Lokma, meaning “bite-sized” in Turkish, is a treat that lives up to its name. These small, deep-fried dough balls are crispy on the outside and delightfully soft on the inside. Once fried to a golden brown, lokma is generously soaked in a sugar syrup, infusing each morsel with sweetness. Often served warm and sometimes sprinkled with powdered sugar or cinnamon, lokma is a popular street food dessert, enjoyed by locals and visitors alike.

Conclusion

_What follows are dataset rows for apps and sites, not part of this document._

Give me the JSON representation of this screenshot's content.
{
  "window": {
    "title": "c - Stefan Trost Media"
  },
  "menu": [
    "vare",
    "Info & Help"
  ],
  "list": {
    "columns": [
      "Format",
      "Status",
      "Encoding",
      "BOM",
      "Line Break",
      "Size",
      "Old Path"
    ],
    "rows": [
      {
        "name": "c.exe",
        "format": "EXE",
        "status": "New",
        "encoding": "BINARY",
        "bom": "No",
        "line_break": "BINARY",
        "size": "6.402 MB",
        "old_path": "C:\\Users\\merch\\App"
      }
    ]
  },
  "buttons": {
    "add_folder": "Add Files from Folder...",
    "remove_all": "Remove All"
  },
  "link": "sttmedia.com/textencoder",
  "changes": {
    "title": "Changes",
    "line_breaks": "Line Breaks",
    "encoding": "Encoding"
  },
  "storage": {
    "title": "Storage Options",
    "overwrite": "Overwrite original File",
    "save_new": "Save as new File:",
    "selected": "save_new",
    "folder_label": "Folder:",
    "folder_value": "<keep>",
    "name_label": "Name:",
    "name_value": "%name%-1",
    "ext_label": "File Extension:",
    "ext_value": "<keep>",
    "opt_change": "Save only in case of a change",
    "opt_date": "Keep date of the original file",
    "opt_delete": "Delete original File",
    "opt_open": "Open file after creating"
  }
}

Turkish desserts, with their centuries-old recipes and cultural significance, are a testament to the country’s love affair with sweet indulgences. From the iconic layers of baklava to the historical nuances of tavuk göğsü, each dessert tells a story of tradition, innovation, and a passion for creating unforgettable culinary experiences. Whether enjoyed in a traditional Turkish tea house, a bustling street market, or a family gathering, these sweet treats provide a sensory journey through the diverse and delicious world of Turkish dessert-making, leaving a lasting impression on those lucky enough to savor their delights.

Also read: From Kebabs to Kofte: The Art of Grilling in Turkish Cuisine